Dr Emma Halmos, Department of Gastroenterology
Emerging Leadership Level 1 (EL1) $447,602
The role of a low emulsifier diet to treat Crohn's disease

Crohn’s disease is an inflammatory bowel condition. The only current dietary treatment for Crohn's disease, is removing food and replacing it with nutritional complete liquid.  While it is highly effective for Crohn's disease treatment, the dietary treatment is short-term and not always a patient-friendly option. More targeted diets are needed. There is strong evidence in animals that emulsifiers, commonly added to food to stabilise a product, induces inflammation in the bowel, but evidence is lacking in humans. Dr Halmos will explore the effects of emulsifiers on the intestines of humans through designing low and high emulsifier diets and analysing their effects on health in healthy and Crohn's disease participants across three trials.

Professor Anne Holland, Department of Allergy, Immunology and Respiratory Medicine. Leadership Level 1 (L1) $2,238,220
Optimising patient & health system outcomes in chronic respiratory disease

Chronic lung disease is Australia's most common cause of avoidable hospital admissions. A range of non-drug treatments is recommended to reduce health care utilisation and improve patient wellbeing. However, they are grossly underutilised, due to implementation barriers and evidence gaps. This research program aims to improve the health and wellbeing of people with chronic lung disease by optimising the delivery and uptake of evidence-based, non-drug treatments. This will include clinical trials (pulmonary rehabilitation, oxygen therapy, self-management), health economic analyses and implementation studies. 

Dr Jason Ong, Melbourne Sexual Health Centre
Emerging Leadership Level 2 (EL2) $1,562,250
Leaving no-one behind: community-driven approaches to eliminate HIV in Australia

Eliminating HIV from Australia is possible with effective HIV prevention methods like treatment as prevention (TasP) and pre-exposure prophylaxis (PrEP). However there are inequities in our HIV response with declines of new infections in Australian-born men who have sex with men but not in overseas-born Australian men. Dr Ong's Investigator Grant will fund a program of research to inform HIV policy by using crowdsourcing methods to identify and share solutions from the community and evaluating the value of the proposed solutions.

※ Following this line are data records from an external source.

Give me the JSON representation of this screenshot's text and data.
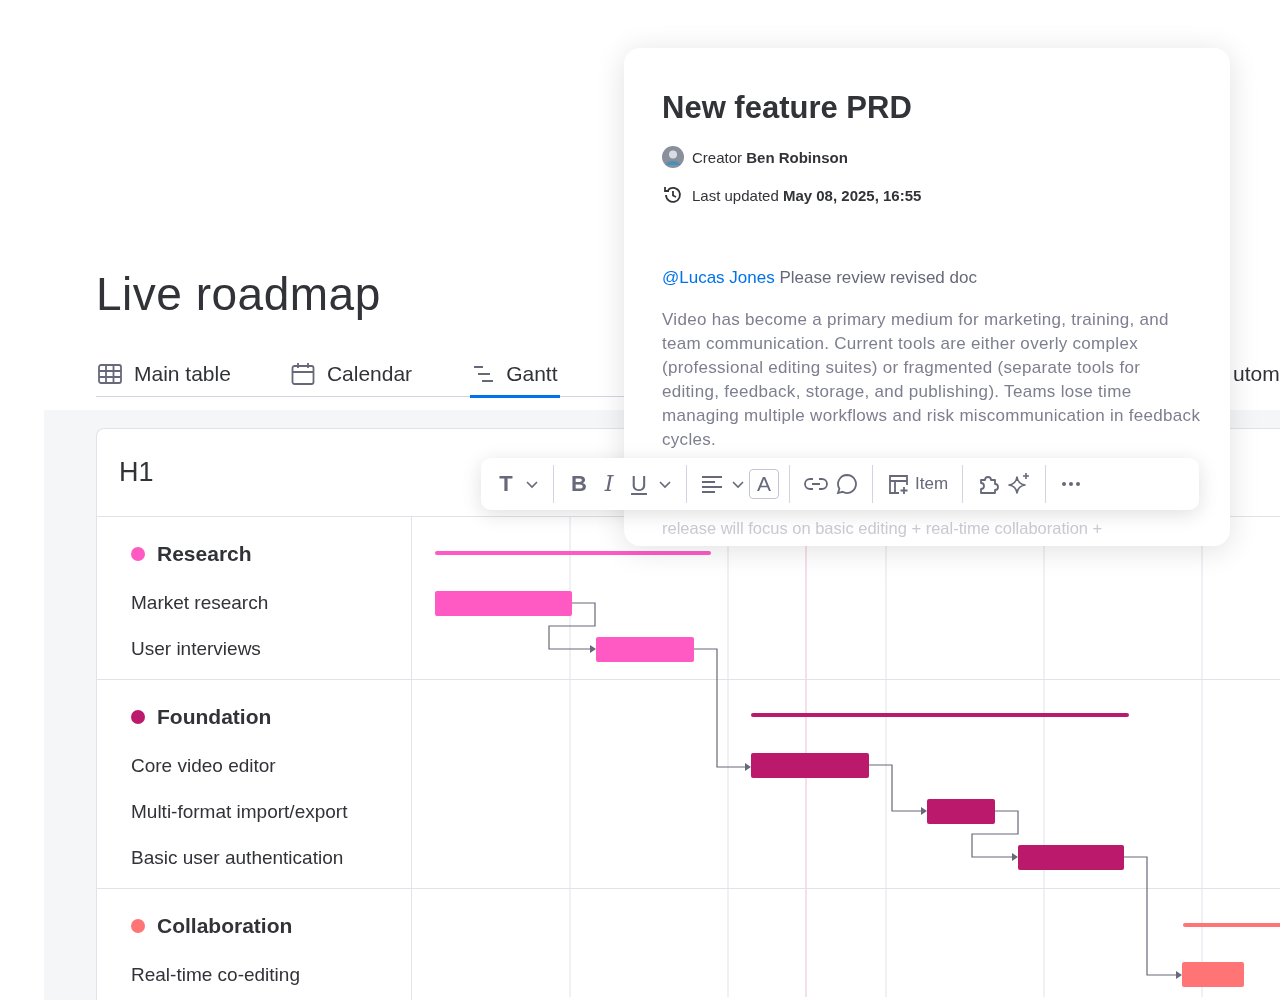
{
  "page": {
    "title": "Live roadmap"
  },
  "tabs": [
    {
      "label": "Main table",
      "kind": "table",
      "selected": false
    },
    {
      "label": "Calendar",
      "kind": "calendar",
      "selected": false
    },
    {
      "label": "Gantt",
      "kind": "gantt",
      "selected": true
    },
    {
      "label": "utom",
      "kind": "none",
      "selected": false
    }
  ],
  "board": {
    "header": "H1",
    "groups": [
      {
        "name": "Research",
        "color": "#ff5ac4",
        "items": [
          "Market research",
          "User interviews"
        ]
      },
      {
        "name": "Foundation",
        "color": "#bb1a6c",
        "items": [
          "Core video editor",
          "Multi-format import/export",
          "Basic user authentication"
        ]
      },
      {
        "name": "Collaboration",
        "color": "#ff7575",
        "items": [
          "Real-time co-editing"
        ]
      }
    ]
  },
  "doc": {
    "title": "New feature PRD",
    "creator_label": "Creator",
    "creator": "Ben Robinson",
    "updated_label": "Last updated",
    "updated": "May 08, 2025, 16:55",
    "mention": "@Lucas Jones",
    "comment": "Please review revised doc",
    "body": "Video has become a primary medium for marketing, training, and team communication. Current tools are either overly complex (professional editing suites) or fragmented (separate tools for editing, feedback, storage, and publishing). Teams lose time managing multiple workflows and risk miscommunication in feedback cycles.",
    "body_tail": "release will focus on basic editing + real-time collaboration +"
  },
  "toolbar": {
    "style_glyph": "T",
    "bold_glyph": "B",
    "italic_glyph": "I",
    "underline_glyph": "U",
    "color_glyph": "A",
    "item_button": "Item"
  }
}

Associate Professor Anneke van der Walt, Department of Neuroscience
Emerging Leadership Level 2 (EL2) $1,562,250
Multi-dimensional monitoring of cognition and cerebellar function to prospectively define disease progression in multiple sclerosis (MS).

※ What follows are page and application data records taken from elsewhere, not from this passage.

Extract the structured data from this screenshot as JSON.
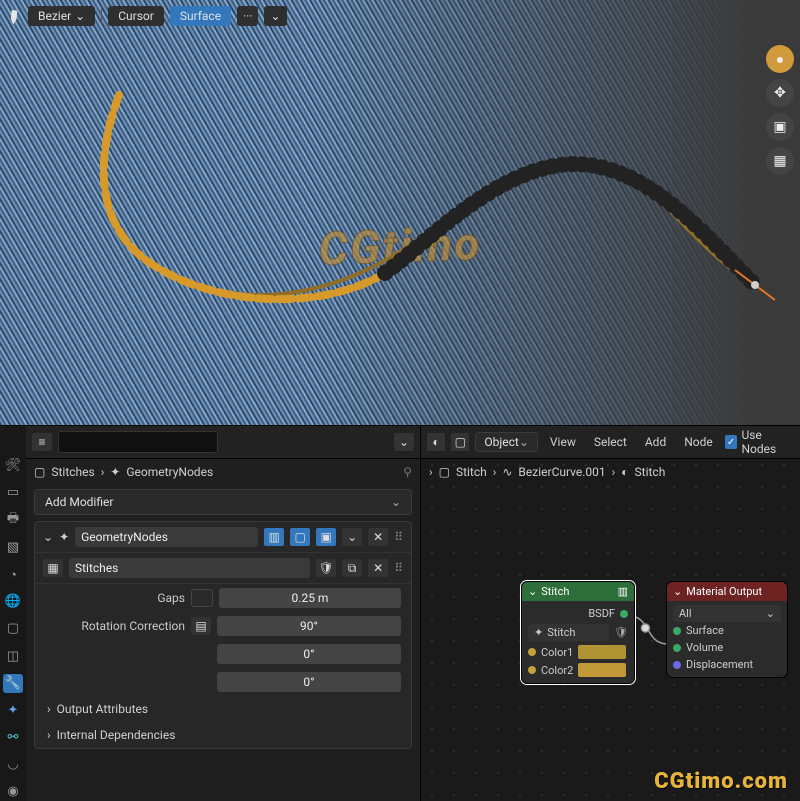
{
  "viewport": {
    "toolbar": {
      "mode": "Bezier",
      "pivot": "Cursor",
      "snap": "Surface",
      "more": "···"
    },
    "gizmos": [
      "axis",
      "move",
      "camera",
      "grid"
    ],
    "watermark": "CGtimo",
    "watermark_url": "CGtimo.com"
  },
  "properties": {
    "search_placeholder": "",
    "breadcrumb": {
      "obj": "Stitches",
      "mod": "GeometryNodes"
    },
    "add_modifier": "Add Modifier",
    "modifier": {
      "name": "GeometryNodes",
      "nodegroup": "Stitches",
      "params": {
        "gaps_label": "Gaps",
        "gaps_value": "0.25 m",
        "rot_label": "Rotation Correction",
        "rot_values": [
          "90°",
          "0°",
          "0°"
        ]
      },
      "sections": {
        "output_attrs": "Output Attributes",
        "internal_deps": "Internal Dependencies"
      }
    },
    "vertical_tabs": [
      "tool",
      "render",
      "output",
      "view",
      "scene",
      "world",
      "object",
      "modifier",
      "wrench",
      "physics",
      "constraint",
      "data",
      "material"
    ]
  },
  "shader": {
    "mode": "Object",
    "menus": [
      "View",
      "Select",
      "Add",
      "Node"
    ],
    "use_nodes_label": "Use Nodes",
    "breadcrumb": {
      "obj": "Stitch",
      "curve": "BezierCurve.001",
      "mat": "Stitch"
    },
    "node_stitch": {
      "title": "Stitch",
      "out": "BSDF",
      "group": "Stitch",
      "in1": "Color1",
      "in2": "Color2",
      "color1": "#b09332",
      "color2": "#c29938"
    },
    "node_output": {
      "title": "Material Output",
      "target": "All",
      "s1": "Surface",
      "s2": "Volume",
      "s3": "Displacement"
    }
  }
}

People with MS commonly develop cognitive and cerebellar function changes that are known to predict loss of employment, earlier onset of significant disability and lower quality of life. These clinical domains represent wide neural network inefficiency and failure and are frequently, and more severely, impaired in secondary progressive MS (SPMS). Neither cognitive nor cerebellar decline is currently included in standard monitoring and treatment-failure paradigms. Prof van der Walt's research program aims to systematically validate and implement digital and neuroimaging biomarkers of cognition and cerebellar function in MS to detect progression earlier and improve medical decision-making and long-term outcomes of MS. This program will be implemented as a multi-centre study of 1000 people with MS with accumulated disability.

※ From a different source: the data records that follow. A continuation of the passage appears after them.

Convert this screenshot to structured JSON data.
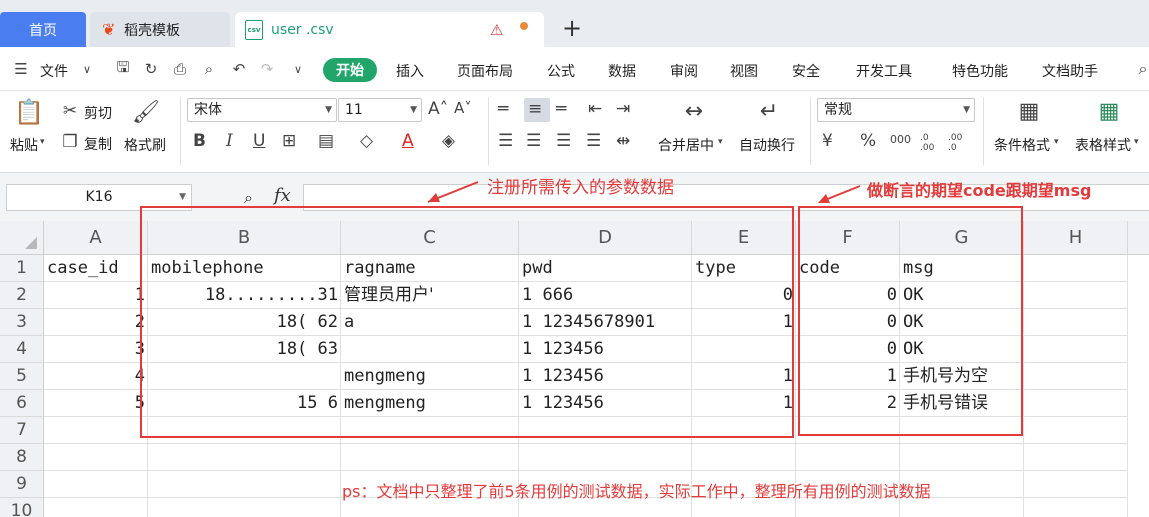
{
  "tabs": {
    "home": "首页",
    "template": "稻壳模板",
    "file": "user .csv",
    "file_icon_text": "csv"
  },
  "menu": {
    "file": "文件",
    "items": [
      "开始",
      "插入",
      "页面布局",
      "公式",
      "数据",
      "审阅",
      "视图",
      "安全",
      "开发工具",
      "特色功能",
      "文档助手"
    ]
  },
  "ribbon": {
    "paste": "粘贴",
    "cut": "剪切",
    "copy": "复制",
    "format_painter": "格式刷",
    "font_name": "宋体",
    "font_size": "11",
    "merge_center": "合并居中",
    "wrap_text": "自动换行",
    "number_format": "常规",
    "conditional_format": "条件格式",
    "table_style": "表格样式",
    "percent_symbol": "%",
    "thousands": "000",
    "inc_decimal": ".0 .00",
    "dec_decimal": ".00 .0"
  },
  "formula_bar": {
    "cell_ref": "K16",
    "fx": "fx",
    "value": ""
  },
  "sheet": {
    "columns": [
      "A",
      "B",
      "C",
      "D",
      "E",
      "F",
      "G",
      "H"
    ],
    "rows": [
      "1",
      "2",
      "3",
      "4",
      "5",
      "6",
      "7",
      "8",
      "9",
      "10"
    ],
    "cells": {
      "r1": [
        "case_id",
        "mobilephone",
        "ragname",
        "pwd",
        "type",
        "code",
        "msg"
      ],
      "r2": [
        "1",
        "18.........31",
        "管理员用户'",
        "1      666",
        "0",
        "0",
        "OK"
      ],
      "r3": [
        "2",
        "18(          62",
        "a",
        "1      12345678901",
        "1",
        "0",
        "OK"
      ],
      "r4": [
        "3",
        "18(          63",
        "",
        "1      123456",
        "",
        "0",
        "OK"
      ],
      "r5": [
        "4",
        "",
        "mengmeng",
        "1      123456",
        "1",
        "1",
        "手机号为空"
      ],
      "r6": [
        "5",
        "15           6",
        "mengmeng",
        "1      123456",
        "1",
        "2",
        "手机号错误"
      ]
    }
  },
  "annotations": {
    "params": "注册所需传入的参数数据",
    "assertion": "做断言的期望code跟期望msg",
    "note": "ps：文档中只整理了前5条用例的测试数据，实际工作中，整理所有用例的测试数据"
  },
  "colors": {
    "accent_green": "#22a56a",
    "home_tab_blue": "#4a7ef0",
    "annotation_red": "#e23b3b"
  }
}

No comments:

Post a Comment

Thankyou for your comment. We moderate all messages and may take a little time to review your comment. Please email inquiries to ccs.comms@monash.edu.

Related Posts Plugin for WordPress, Blogger...